If you were anywhere next to a radio in the 1970’s, you know the music of the Spinners, one of the greatest soul/R&B/pop groups the decade had to offer and one that came to define the “Philly Sound.” Their hits, including “It’s a Shame,” “I’ll Be Around,” “Could it be I’m Falling in Love,” “The Rubberband Man,” “Games People Play,” “Working My Way Back to You” and “Then Came You” (with Dionne Warwick) brought them twelve gold records, six Grammy® nominations and numerous appearances in the Billboard Top Ten.
The Spinners grew up in Royal Oak Township, near Detroit, in the 1950’s. It was an era dominated by vocal harmony groups, and the Spinners cite the Dells, the Moonglows and Flamingos as early influences. These close harmonies were also found in vocal jazz, a style they also reference as a source.
The group – then Bobbie Smith, Henry Fambrough, Pervis Jackson, Billy Henderson and George Dixon – first recorded as the Spinners in 1961 for the Tri-Phi label. Berry Gordy’s Motown Records bought out Tri-Phi, and the Spinners became Motown artists. However, it was with Atlantic Records that they achieved their greatest success to-date, working with producer/arranger/composer Thom Bell (Delfonics, O’Jays).
Bell’s arrangements complemented the Spinners’ distinctive harmonies with inspired, melodic strings, and a solidly grooving rhythm section: classic pop, with sing-along choruses and a dance feel. It was a sound that set off hundreds of imitators, but the Spinners had a special magic that set them apart from the rest.
The magic translated equally well on stage, as they moved as if one in time to the music in true chorus line fashion, executing complex synchronized dance routines. This combination was unbeatable, and the Spinners – already a popular live act – became more popular than ever, not only in America but internationally.
In 1979, the Spinners worked with producer Michael Zager (Whitney Houston, Peabo Bryson), generating several more hits, including “Working My Way Back To You” and “The Cupid Medley,” and bringing them another gold record. They also provided guest vocals on a project with Elton John. Collaborations with the writing/producing team of Philadelphia’s James Mtume and Reggie Lucas followed (best known for their work with Roberta Flack and Lou Rawls; Lucas also co-produced Madonna’s first record). The Spinners sang on several film soundtracks during this period, including Twins and Spaceballs.
The Spinners made frequent TV appearances on programs such as The Midnight Special, American Bandstand and Soul Train, as well as performing twice as part of the Grammy® Awards ceremony.
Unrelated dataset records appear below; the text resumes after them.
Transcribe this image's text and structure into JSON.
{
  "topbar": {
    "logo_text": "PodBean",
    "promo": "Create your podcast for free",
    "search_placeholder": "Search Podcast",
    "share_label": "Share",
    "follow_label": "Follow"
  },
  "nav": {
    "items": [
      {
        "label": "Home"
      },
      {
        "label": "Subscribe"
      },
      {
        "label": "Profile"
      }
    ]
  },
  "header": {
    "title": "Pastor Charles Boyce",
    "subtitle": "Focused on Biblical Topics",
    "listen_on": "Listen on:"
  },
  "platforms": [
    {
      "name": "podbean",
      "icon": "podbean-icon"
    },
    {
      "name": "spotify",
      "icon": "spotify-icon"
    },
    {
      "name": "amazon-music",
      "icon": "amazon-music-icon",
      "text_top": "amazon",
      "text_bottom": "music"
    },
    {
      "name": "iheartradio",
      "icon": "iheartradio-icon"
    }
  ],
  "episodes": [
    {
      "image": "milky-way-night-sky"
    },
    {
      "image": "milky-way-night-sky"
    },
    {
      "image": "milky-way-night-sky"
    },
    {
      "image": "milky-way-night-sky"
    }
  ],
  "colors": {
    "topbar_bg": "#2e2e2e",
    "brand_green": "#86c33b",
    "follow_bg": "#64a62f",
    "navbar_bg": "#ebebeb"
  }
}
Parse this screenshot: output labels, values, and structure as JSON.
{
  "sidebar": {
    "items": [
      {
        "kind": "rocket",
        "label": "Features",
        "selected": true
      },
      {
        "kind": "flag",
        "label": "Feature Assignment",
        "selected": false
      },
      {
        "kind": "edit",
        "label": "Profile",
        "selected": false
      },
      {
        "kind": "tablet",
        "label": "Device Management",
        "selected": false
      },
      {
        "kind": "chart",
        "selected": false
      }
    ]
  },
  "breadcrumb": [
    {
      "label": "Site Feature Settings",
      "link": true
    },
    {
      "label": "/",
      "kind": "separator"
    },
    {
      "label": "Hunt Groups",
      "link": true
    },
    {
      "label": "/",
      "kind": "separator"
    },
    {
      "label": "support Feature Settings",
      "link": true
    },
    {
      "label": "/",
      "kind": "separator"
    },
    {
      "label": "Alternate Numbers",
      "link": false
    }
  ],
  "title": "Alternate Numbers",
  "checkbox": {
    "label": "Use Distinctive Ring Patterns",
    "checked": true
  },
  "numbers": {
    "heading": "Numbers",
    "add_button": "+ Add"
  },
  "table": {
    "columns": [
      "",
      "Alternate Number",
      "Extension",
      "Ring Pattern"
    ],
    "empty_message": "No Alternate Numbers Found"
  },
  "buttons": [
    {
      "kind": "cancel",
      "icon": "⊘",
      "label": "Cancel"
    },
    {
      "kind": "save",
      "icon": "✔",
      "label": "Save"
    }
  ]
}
Dick Clark presented the Spinners with the Black Gold Award for their many achievements in the recording industry, and they were awarded the Rhythm and Blues Foundation Award for their contribution to R&B. They’ve also received a star on the Hollywood Walk of Fame.
The Spinners have now been around for fifty-seven years, and as might be expected, there were some personnel changes along the way. However, what’s remarkable is their longevity – bass singer Pervis Jackson performed with the Spinners until his death in 2008, and founding members Bobbie Smith and Henry Fambrough are still leading the group, with Charlton Washington, Jessie Peck and Marvin Taylor adding their voices to complete the quintet.
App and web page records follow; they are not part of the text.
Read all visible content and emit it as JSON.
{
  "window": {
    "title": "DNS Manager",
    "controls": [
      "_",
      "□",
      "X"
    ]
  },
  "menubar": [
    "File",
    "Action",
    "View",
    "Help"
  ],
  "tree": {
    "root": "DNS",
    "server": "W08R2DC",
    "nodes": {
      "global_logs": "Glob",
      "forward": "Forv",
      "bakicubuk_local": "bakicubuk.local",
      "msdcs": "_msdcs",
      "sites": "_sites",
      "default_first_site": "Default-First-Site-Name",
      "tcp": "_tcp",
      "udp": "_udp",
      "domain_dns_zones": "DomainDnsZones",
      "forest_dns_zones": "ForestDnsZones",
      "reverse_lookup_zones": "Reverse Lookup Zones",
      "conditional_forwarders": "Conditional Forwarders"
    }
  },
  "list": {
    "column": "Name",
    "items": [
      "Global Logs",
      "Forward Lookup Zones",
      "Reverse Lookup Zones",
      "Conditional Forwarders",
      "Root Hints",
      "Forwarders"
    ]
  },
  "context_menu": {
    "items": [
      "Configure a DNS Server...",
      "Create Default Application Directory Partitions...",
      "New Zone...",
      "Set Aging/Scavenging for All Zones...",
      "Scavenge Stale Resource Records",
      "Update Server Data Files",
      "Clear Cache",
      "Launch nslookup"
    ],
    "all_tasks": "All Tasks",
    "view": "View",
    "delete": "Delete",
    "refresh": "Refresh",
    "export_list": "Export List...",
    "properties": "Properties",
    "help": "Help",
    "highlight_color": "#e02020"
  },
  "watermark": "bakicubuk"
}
What’s also remarkable is how the music of the Spinners has in some ways transcended era and genre, in the way that great music eventually does. The magic – it’s still there.
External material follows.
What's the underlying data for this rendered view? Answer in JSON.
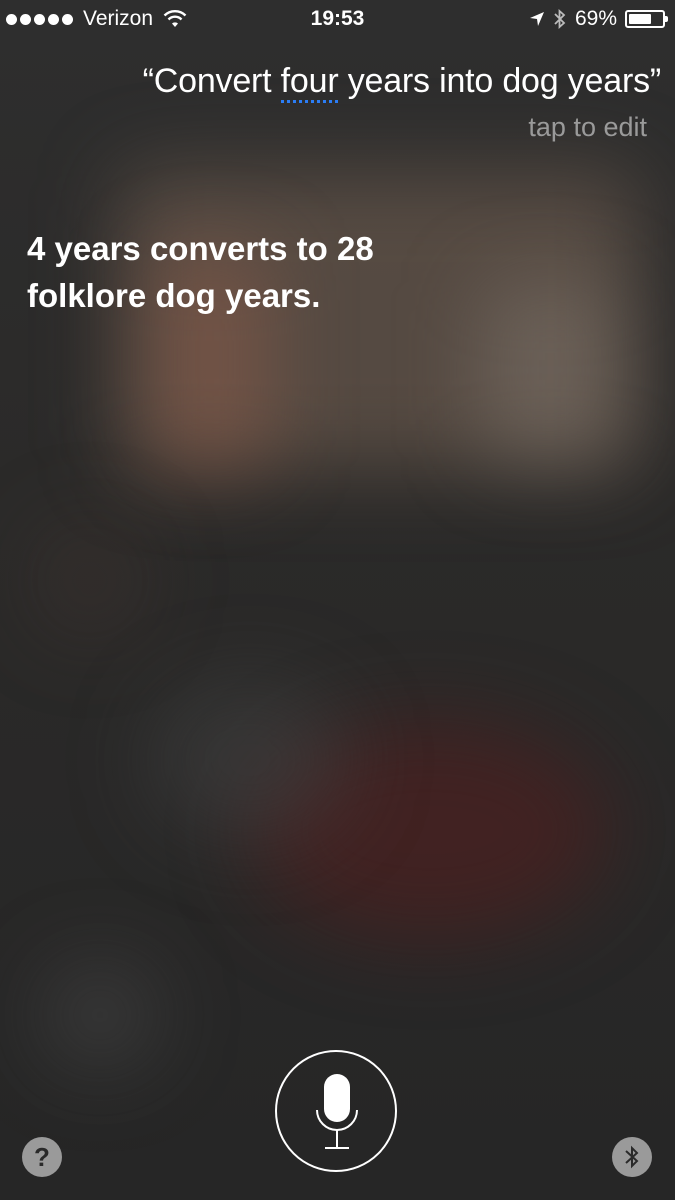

Will you be dancing to the Philly Sound of the Spinners when they close out the Main Stage Sunday? Priority seats are still available to those who prefer the best seats in the house! Connect with other fans of the Spinners by commenting on our Facebook post!